The occupation of businesses by workers and their democratic self-management through horizontal decision-making processes is a centuries-old practice. More recently, however, it has reemerged as an increasingly common phenomenon — most prominently in Argentina around the turn of the century, which currently counts about 300 “recovered” workplaces employing over 15.000 workers.
Can this model also constitute a viable solution in Europe, not only to growing unemployment and poverty, but also to the very exploitation and alienation that lie at the core of the capitalist mode of production? This was the main question that the first European “Workers’ Economy” meeting, held on January 31 and February 1 at the occupied Fralib factory, tried to address. The idea behind these independent and self-funded events was born seven years ago in Argentina, with its two-decades old tradition of factory occupations. Soon after similar events were held in Brazil and Mexico.

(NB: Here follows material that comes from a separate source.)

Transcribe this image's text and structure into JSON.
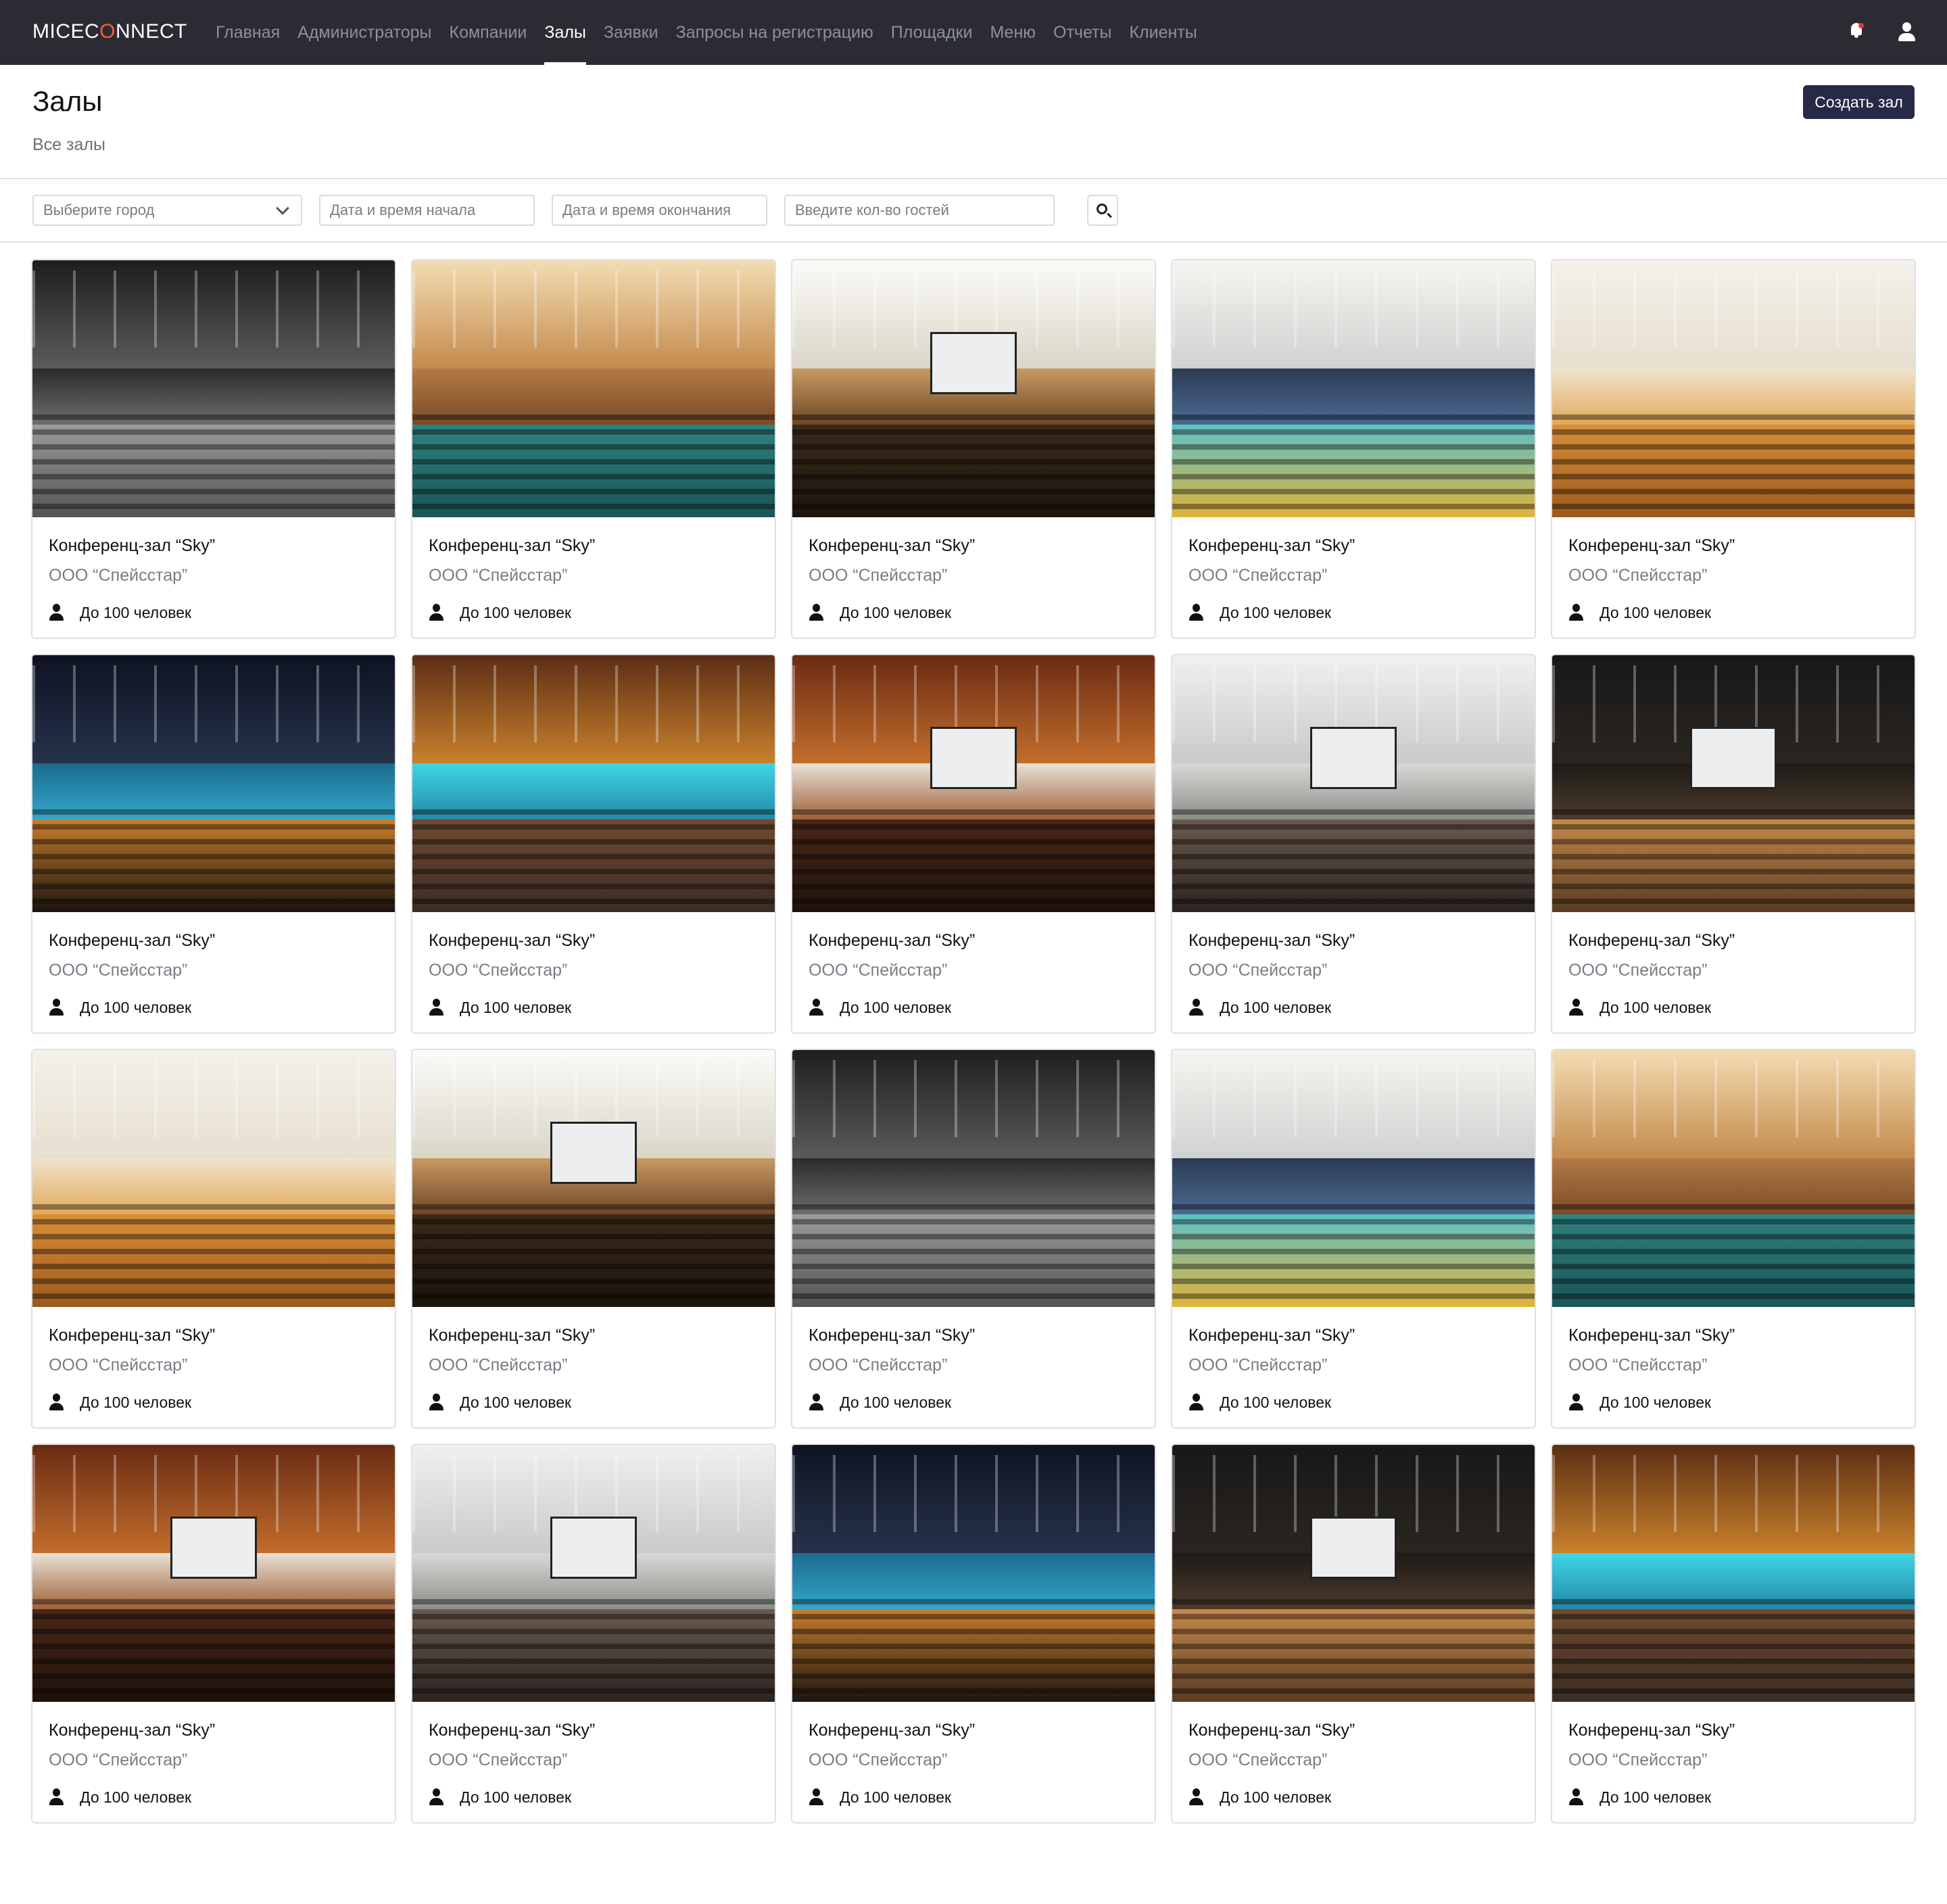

This first European dition of the gathering brought together not only the workers of self-managed occupied factories from around Europe (mostly Italy, France and Greece), but also academics, activists, trade unions and organizations that promote and study self-management, such as the French Association Autogestion and the Spanish ICEA.
Read the full story at Roarmag.org